indeed...the boyancy being higher on the front does lead to the floating somewhat on the back with a standard PFD....i wonder if you could make a modification so that there would be slightly more bouyancy towards the chest area on the front..while increasing on the back..that way you'd float in more of a diagonal position while you're on your stomach? instead of face right in the water..you'd be more like..on your stomach with your head held out of the water?

Thanks for all the replies! Someone will always be within arms reach... No concern there... I have been checking out the links Canida, thanks...I appreciate that..It has led me to rethink some of my initial ideas.


11 years ago

I'd try to make the buoyancy devices modular, so as he gets more comfortable swimming you can shift or remove them.
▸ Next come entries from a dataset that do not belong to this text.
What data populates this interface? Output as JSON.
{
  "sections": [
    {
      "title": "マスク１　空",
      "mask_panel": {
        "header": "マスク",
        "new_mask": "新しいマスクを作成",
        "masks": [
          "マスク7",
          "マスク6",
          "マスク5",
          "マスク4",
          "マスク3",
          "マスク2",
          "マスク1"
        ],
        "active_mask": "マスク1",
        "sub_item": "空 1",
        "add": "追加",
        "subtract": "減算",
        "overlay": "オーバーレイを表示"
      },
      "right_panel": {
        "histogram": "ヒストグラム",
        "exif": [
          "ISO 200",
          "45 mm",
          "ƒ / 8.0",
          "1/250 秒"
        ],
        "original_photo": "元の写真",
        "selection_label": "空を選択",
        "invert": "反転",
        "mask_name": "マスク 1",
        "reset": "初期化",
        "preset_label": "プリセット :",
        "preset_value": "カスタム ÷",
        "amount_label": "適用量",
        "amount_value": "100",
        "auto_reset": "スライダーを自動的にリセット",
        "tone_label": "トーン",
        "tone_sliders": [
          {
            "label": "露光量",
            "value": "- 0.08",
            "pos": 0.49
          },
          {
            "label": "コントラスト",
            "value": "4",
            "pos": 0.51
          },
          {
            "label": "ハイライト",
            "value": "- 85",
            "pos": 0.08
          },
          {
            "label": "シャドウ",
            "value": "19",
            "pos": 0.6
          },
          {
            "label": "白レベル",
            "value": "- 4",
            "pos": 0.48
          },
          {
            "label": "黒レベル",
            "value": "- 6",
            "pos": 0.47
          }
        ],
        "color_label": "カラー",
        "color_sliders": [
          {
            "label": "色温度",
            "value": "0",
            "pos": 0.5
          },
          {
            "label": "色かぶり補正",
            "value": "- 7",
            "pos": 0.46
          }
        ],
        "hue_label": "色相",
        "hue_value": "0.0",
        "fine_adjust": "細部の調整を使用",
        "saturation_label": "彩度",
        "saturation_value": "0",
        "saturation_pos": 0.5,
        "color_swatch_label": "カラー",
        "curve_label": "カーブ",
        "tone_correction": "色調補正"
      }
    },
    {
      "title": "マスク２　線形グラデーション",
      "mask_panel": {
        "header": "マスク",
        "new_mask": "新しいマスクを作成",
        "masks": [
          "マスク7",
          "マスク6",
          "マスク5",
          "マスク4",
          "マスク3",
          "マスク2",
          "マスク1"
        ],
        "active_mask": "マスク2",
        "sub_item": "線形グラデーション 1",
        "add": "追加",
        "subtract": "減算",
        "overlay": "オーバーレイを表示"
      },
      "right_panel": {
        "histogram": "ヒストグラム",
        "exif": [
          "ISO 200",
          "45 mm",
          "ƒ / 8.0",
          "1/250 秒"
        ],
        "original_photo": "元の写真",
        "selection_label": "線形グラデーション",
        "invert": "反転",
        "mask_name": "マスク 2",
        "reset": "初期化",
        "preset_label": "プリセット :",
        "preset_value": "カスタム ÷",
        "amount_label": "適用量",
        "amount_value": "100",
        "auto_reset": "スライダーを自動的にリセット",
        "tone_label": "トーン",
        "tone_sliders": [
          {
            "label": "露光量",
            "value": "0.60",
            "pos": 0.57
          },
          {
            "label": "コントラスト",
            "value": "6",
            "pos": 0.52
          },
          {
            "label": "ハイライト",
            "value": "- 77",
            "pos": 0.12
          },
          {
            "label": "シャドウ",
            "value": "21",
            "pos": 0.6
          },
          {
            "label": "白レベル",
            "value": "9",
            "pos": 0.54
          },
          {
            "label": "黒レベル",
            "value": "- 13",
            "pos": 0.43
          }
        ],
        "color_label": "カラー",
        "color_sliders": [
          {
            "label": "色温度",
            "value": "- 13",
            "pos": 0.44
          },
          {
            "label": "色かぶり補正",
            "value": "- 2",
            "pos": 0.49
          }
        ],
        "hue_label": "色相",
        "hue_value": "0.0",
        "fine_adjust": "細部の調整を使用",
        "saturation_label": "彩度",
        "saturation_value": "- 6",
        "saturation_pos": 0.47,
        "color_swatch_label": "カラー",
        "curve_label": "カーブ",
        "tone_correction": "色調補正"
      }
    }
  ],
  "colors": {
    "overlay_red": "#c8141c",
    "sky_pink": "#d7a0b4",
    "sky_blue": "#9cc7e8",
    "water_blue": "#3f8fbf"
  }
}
Most of the kids' suits are designed with closed-cell foam you can add or remove from pockets around the torso and/or shoulders.

I'd start trying to keep him close to upright, and no more than 45 degrees to the water; maybe a bit of weight on the flippers and a bunch of floats near the top of his shoulders.

As a former distance swimmer, I can attest that you don't need much buoyancy about the legs- just a bit of kicking is sufficient to float them near the top of the water. I don't know how dense the prosthetic legs are, but if they're not too heavy you wouldn't really need much else.

First get the boy a kickboard, and let him practice zooming around a pool with the prosthetic leg/flipper attachments. Maybe get him a snorkel. Once he's good with all the gear, then start removing or replacing the flotation devices so he can actually swim.

There are lots of flippers available- long, short, hard, flexible, and double-footed, as well as lots of hand paddles that you can attach to your hands with adjustable rubber tubing. Check out this link for five pages of gear; particularly these or these or these for flexibility of finger placement. The middle one comes in a variety of sizes, which may be particularly useful. That would be much easier than the webbed gloves.

You can probably get away without actually using a neoprene wetsuit unless you really need it for temperature control, or for keeping the prosthetics in place. Attaching the floats to a regular girls' bathing suit or a wrestling singlet wouldn't be very hard at all.

the bouyancy would be the hardest part...because it's got to be ballanced for swimming...otherwise he will bob vertically like a cork...unfortunately he could probably bob head down...not a good place to be...there is a myriad of various PFD (personal flotation devices) designed for children of the age you are describing that are specifically designed for swim trainng..they're built for ballanced bouyancy as well as range of motion...you might want to research such a device...even if only for design cues... i assume the leg deal you're talking about is basically making prosthetic flippers? pretty nifty indeed...wouldn't make em too long or too stiff though..as it could make it harder to swim...i bet a pair of those really flexible diving fins might be the way to go? never know...haven't built something like this before good luck!

Yeah, I was thinking about that. The Bouyancy needs to help him near his center of gravity, not near his legs... last thing I need to do is flip him around like a piece of cork... Yea, long flexible dive fins, they should start off with a hard plastic, then taper off into a swim fin type of apparatus...Still looking around for some ideas.